Director – Jaco Van Dormael – 2015 – Belgium – Cert. 15 – 113m
Original UK release date 25/03/2016, cert.15, 113 mins
Showing on BFI Player from Thursday, July 20th, 2023
The idea of God being an utter bastard sounds theologically none too edifying, yet in the hands of Flemish director Jaco Van Dormael (Toto The Hero/1991, The Eighth Day/1996) that’s not the case. It’s whimsical in the same way as Ralph Richardson playing the Supreme Being bumbling around at the end of Time Bandits (Terry Gilliam, 1981) in a lounge lizard suit mumbling, “I think it has to do with free will, or something.”
Empty, present day Brussels replaces the Garden of Eden where Adam wanders around nude save for a black rectangular special effect covering his privates to meet Eve (her name tag) behind a deserted cafeteria counter. Much begatting extends their family. Grumpy old man God (Benoît Poelvoorde) writes rules for creation on his study computer, e.g. another queue always moves faster than the one you’re in. His son, as we know, went off to garner twelve disciples and four testaments. His timid, much put upon wife (Yolande Moreau) is a baseball fan who thinks there were six disciples too few, eighteen being the number of players in a baseball team. Ten year old daughter Éa (Pili Groyne) revolts, sends text messages telling each person how long they have to live, locks God’s computer screen then escapes into creation via a tunnel from the washing machine to a launderette to seek her own six disciples and gospel writer.
Despite much (not very explicit) sex – including Catherine Deneuve leaving her boring husband for a zoo gorilla – and a little violence (a serial killer in love with one of his targets), it’s all highly inventive and utterly charming if theologically incorrect, with nothing I personally wouldn’t want a ten-year-old to see.
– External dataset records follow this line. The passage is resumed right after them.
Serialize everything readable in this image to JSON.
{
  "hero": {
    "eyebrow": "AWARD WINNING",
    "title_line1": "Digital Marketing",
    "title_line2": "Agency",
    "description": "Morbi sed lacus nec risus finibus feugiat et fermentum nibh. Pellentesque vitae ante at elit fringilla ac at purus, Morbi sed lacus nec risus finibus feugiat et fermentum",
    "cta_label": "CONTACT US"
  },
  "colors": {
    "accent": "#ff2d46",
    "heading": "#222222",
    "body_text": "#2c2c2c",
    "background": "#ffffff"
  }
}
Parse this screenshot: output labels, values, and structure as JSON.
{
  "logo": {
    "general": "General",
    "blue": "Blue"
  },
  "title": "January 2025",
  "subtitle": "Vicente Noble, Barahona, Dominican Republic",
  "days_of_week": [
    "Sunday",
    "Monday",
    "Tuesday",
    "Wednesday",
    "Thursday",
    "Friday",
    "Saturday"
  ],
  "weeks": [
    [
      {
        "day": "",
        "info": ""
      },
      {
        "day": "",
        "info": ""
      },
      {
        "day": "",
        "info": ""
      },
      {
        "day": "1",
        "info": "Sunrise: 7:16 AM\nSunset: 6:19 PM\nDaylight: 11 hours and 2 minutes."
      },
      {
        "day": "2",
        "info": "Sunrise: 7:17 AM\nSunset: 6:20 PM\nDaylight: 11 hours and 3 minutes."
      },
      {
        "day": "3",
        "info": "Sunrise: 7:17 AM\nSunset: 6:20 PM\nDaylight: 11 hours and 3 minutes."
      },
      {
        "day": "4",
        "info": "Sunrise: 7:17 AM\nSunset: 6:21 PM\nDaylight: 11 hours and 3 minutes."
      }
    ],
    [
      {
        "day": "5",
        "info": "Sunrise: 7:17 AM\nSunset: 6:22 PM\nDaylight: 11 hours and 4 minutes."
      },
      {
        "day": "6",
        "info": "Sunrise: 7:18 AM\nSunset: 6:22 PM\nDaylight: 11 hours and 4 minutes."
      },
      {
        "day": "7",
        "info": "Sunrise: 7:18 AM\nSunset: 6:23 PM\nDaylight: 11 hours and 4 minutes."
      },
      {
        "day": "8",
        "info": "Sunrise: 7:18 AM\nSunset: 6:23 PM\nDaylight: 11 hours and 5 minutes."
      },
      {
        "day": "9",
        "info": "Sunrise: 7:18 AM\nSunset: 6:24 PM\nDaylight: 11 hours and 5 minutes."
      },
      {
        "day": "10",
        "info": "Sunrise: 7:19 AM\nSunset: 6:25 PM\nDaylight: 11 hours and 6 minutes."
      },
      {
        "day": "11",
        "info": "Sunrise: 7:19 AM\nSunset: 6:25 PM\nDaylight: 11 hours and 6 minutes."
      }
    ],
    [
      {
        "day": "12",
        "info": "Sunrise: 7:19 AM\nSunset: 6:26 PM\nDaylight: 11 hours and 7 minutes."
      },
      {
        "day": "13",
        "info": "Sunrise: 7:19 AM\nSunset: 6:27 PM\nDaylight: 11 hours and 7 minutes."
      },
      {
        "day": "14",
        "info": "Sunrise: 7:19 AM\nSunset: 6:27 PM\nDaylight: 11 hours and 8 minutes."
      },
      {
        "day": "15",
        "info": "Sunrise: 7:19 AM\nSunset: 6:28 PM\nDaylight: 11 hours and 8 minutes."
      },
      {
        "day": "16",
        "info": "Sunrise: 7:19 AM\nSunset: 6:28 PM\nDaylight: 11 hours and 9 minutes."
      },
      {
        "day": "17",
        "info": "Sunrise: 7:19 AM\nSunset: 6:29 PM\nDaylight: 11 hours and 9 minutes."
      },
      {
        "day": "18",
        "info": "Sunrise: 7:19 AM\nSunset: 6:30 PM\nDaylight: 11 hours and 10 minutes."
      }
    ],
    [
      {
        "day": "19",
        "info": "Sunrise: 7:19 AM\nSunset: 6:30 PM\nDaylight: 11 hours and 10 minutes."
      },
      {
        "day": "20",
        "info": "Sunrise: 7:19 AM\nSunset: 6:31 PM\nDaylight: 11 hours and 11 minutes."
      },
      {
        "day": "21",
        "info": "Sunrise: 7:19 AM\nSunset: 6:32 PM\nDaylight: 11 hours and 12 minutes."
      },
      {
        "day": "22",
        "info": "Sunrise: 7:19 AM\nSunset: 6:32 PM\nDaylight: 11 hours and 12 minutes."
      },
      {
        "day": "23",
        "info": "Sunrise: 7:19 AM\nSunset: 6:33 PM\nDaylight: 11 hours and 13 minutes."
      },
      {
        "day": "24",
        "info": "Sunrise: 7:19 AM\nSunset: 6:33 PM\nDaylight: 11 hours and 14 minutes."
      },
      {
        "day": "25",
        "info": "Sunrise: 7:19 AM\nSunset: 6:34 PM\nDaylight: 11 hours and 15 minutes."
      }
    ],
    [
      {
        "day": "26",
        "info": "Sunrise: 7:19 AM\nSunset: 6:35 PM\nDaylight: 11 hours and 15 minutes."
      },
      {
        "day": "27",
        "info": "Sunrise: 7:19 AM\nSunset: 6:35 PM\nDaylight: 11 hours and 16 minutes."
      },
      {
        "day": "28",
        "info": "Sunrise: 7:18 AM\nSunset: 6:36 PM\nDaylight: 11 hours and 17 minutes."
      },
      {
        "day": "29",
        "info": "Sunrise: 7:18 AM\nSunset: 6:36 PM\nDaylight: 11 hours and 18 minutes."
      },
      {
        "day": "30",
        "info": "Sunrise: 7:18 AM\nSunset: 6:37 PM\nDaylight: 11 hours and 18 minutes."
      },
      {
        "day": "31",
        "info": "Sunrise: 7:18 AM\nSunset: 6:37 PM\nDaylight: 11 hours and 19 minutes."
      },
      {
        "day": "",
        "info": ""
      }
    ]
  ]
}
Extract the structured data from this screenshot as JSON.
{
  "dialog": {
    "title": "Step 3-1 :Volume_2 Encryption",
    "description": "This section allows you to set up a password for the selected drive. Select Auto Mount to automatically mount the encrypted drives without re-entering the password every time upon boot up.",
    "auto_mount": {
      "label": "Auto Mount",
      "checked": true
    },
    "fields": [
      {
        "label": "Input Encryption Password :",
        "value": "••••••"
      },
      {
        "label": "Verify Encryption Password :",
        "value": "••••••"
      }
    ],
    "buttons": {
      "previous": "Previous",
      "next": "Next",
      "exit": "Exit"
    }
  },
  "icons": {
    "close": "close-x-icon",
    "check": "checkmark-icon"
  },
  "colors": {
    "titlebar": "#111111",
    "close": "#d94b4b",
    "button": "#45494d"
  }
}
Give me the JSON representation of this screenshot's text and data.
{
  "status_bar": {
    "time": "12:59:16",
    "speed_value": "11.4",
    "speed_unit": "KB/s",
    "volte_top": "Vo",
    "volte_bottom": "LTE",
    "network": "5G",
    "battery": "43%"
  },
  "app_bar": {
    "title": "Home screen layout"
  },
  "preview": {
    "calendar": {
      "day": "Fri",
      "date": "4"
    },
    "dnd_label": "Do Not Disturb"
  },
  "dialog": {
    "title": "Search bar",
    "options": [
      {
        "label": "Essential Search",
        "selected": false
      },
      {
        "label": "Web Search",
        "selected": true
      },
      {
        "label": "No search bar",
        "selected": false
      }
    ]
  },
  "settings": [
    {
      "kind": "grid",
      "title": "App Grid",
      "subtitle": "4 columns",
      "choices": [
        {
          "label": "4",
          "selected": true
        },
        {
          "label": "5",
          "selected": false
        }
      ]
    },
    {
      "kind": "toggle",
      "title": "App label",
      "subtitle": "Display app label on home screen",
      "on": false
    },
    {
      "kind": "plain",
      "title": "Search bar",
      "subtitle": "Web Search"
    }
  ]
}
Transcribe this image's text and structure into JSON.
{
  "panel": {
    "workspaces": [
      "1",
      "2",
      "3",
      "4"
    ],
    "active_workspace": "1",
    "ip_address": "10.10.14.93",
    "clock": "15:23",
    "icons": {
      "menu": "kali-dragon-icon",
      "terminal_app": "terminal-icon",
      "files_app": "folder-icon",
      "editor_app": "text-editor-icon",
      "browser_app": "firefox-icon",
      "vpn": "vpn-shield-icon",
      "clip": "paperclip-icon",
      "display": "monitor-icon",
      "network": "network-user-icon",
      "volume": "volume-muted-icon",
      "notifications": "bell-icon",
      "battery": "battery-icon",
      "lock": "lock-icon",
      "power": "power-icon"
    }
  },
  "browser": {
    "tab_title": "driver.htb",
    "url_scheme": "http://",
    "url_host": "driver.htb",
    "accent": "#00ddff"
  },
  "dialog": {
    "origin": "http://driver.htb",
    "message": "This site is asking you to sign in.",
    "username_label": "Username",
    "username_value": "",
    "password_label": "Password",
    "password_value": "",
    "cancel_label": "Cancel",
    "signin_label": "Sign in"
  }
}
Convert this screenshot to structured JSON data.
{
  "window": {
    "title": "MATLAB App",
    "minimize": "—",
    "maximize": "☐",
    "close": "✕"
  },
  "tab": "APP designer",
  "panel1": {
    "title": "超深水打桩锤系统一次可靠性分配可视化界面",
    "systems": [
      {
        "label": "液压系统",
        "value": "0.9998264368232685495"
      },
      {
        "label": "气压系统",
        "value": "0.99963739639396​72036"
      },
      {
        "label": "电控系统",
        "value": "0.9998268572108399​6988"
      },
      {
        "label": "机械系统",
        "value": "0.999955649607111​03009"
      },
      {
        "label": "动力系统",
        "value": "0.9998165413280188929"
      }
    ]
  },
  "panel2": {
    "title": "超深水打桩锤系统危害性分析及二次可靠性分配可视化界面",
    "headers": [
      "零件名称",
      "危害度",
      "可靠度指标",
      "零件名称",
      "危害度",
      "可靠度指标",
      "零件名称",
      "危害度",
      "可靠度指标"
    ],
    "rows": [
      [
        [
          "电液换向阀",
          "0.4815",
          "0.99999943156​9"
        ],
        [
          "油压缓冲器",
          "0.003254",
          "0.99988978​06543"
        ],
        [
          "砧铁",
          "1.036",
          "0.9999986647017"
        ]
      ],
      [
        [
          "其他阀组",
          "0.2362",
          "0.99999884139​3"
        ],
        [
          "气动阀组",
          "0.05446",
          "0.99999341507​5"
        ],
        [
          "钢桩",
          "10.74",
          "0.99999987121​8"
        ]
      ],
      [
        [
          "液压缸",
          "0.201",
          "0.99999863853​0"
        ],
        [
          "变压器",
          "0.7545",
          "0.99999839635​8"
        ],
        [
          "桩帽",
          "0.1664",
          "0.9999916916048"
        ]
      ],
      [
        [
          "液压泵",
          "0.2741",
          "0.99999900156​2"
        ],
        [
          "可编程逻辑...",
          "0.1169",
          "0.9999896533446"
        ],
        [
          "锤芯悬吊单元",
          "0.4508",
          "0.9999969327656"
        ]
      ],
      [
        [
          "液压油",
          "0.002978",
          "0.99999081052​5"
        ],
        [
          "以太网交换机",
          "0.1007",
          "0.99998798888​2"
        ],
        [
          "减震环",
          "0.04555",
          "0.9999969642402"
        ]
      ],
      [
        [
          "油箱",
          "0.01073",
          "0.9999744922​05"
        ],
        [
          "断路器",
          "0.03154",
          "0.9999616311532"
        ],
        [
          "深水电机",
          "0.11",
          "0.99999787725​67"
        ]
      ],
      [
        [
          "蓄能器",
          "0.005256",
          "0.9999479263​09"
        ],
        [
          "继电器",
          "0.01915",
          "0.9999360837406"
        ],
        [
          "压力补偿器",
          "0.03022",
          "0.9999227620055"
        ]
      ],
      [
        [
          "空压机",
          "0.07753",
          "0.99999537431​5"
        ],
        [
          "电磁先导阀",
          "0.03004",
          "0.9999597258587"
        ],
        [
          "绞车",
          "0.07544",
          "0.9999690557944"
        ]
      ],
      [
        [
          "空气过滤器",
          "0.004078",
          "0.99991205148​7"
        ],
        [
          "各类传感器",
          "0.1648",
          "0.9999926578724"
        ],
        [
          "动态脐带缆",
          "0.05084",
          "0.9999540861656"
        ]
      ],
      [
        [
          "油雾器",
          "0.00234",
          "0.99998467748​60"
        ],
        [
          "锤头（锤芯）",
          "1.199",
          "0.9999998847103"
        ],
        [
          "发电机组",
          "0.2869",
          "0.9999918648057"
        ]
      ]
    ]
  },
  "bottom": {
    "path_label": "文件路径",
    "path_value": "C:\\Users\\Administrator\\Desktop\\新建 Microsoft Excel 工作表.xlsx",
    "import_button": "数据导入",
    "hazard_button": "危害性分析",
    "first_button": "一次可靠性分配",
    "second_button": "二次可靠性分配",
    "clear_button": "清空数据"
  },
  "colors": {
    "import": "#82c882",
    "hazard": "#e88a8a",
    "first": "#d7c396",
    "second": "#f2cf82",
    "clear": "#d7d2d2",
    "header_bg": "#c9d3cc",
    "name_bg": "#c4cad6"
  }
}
All this, plus the suggestion that a loving God might, in fact, be female.
Review originally published in (the final issue of) Third Way, May 2016, to coincide with the film’s UK theatrical release date 25/03/2016.
See also alternative review originally published in Reform, September 2016, to coincide with the film’s UK DVD release.
Showing on BFI Player from Thursday, July 20th, 2023.